*** DATA FOR PROCESSING ***
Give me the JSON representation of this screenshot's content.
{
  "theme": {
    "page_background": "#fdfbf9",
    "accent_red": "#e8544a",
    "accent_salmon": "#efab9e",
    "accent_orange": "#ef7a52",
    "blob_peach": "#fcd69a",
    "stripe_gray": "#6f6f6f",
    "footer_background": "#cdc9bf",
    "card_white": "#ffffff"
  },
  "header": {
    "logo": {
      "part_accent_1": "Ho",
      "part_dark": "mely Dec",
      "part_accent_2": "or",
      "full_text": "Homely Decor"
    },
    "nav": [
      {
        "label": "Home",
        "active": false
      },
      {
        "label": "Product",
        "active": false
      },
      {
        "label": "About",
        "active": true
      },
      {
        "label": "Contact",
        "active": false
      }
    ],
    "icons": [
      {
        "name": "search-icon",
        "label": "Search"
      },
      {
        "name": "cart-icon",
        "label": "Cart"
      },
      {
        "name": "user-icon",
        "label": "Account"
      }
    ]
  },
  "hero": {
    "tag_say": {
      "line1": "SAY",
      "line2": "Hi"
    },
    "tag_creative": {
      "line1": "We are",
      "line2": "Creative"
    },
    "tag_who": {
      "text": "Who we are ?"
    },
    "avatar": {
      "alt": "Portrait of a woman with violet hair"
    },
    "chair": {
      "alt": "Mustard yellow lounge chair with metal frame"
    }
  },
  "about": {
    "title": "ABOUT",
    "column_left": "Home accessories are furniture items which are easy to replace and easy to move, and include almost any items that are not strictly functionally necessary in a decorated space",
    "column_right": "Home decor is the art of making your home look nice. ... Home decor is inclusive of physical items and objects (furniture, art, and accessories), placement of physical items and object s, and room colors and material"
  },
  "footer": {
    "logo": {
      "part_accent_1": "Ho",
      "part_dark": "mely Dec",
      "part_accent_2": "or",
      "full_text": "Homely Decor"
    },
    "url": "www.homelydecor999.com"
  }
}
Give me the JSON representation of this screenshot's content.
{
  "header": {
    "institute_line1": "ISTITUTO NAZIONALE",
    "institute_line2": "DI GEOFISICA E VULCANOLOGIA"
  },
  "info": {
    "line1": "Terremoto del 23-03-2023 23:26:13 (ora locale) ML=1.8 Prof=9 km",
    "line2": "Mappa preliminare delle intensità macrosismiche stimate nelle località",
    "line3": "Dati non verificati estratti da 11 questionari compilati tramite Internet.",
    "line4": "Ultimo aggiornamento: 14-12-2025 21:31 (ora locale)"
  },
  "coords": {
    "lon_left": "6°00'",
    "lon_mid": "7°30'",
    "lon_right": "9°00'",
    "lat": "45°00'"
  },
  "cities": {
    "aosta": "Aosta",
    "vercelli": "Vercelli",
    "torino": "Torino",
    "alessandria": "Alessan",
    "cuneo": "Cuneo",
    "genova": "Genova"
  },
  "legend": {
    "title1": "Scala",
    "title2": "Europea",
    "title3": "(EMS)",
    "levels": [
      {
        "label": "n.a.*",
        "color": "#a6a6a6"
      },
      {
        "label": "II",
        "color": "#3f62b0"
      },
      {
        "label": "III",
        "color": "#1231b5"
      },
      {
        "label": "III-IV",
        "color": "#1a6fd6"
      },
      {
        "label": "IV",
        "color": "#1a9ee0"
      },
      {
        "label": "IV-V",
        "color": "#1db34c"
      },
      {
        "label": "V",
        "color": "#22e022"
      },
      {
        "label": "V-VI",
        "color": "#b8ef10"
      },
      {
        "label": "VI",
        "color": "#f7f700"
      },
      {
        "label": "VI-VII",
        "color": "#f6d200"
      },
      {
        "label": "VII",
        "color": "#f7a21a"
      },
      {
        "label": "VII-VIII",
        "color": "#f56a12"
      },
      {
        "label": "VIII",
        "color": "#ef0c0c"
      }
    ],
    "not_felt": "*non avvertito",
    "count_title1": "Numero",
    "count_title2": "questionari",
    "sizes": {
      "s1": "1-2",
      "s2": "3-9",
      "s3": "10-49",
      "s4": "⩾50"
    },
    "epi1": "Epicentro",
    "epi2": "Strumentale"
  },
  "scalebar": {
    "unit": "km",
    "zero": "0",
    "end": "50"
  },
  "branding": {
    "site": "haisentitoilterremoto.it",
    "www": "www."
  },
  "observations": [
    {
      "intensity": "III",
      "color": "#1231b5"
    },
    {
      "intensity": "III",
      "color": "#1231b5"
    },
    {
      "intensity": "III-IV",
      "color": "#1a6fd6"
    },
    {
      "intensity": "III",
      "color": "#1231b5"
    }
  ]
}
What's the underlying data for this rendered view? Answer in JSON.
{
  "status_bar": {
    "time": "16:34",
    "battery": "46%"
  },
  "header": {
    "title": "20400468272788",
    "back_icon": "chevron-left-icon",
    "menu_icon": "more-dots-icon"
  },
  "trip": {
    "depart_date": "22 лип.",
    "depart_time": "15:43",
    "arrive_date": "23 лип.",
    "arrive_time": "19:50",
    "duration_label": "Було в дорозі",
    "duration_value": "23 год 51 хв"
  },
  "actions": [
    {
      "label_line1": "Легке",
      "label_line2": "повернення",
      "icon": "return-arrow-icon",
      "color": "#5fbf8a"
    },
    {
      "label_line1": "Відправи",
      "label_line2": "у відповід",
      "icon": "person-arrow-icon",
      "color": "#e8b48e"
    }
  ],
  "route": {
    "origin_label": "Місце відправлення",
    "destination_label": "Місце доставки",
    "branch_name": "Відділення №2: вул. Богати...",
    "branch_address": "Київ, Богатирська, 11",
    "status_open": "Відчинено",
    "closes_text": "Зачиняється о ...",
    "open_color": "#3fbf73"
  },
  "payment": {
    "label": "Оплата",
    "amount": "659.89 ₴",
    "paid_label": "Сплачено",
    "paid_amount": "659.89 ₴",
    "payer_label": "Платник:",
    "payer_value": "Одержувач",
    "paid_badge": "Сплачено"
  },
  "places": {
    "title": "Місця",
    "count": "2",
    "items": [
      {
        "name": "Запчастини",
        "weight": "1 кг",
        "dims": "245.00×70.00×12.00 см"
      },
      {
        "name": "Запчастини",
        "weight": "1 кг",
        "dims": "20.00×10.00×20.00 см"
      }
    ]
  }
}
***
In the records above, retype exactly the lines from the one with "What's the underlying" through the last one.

> REPLY TO THE EXERCISE:
What's the underlying data for this rendered view? Answer in JSON.
{
  "status_bar": {
    "time": "16:34",
    "battery": "46%"
  },
  "header": {
    "title": "20400468272788",
    "back_icon": "chevron-left-icon",
    "menu_icon": "more-dots-icon"
  },
  "trip": {
    "depart_date": "22 лип.",
    "depart_time": "15:43",
    "arrive_date": "23 лип.",
    "arrive_time": "19:50",
    "duration_label": "Було в дорозі",
    "duration_value": "23 год 51 хв"
  },
  "actions": [
    {
      "label_line1": "Легке",
      "label_line2": "повернення",
      "icon": "return-arrow-icon",
      "color": "#5fbf8a"
    },
    {
      "label_line1": "Відправи",
      "label_line2": "у відповід",
      "icon": "person-arrow-icon",
      "color": "#e8b48e"
    }
  ],
  "route": {
    "origin_label": "Місце відправлення",
    "destination_label": "Місце доставки",
    "branch_name": "Відділення №2: вул. Богати...",
    "branch_address": "Київ, Богатирська, 11",
    "status_open": "Відчинено",
    "closes_text": "Зачиняється о ...",
    "open_color": "#3fbf73"
  },
  "payment": {
    "label": "Оплата",
    "amount": "659.89 ₴",
    "paid_label": "Сплачено",
    "paid_amount": "659.89 ₴",
    "payer_label": "Платник:",
    "payer_value": "Одержувач",
    "paid_badge": "Сплачено"
  },
  "places": {
    "title": "Місця",
    "count": "2",
    "items": [
      {
        "name": "Запчастини",
        "weight": "1 кг",
        "dims": "245.00×70.00×12.00 см"
      },
      {
        "name": "Запчастини",
        "weight": "1 кг",
        "dims": "20.00×10.00×20.00 см"
      }
    ]
  }
}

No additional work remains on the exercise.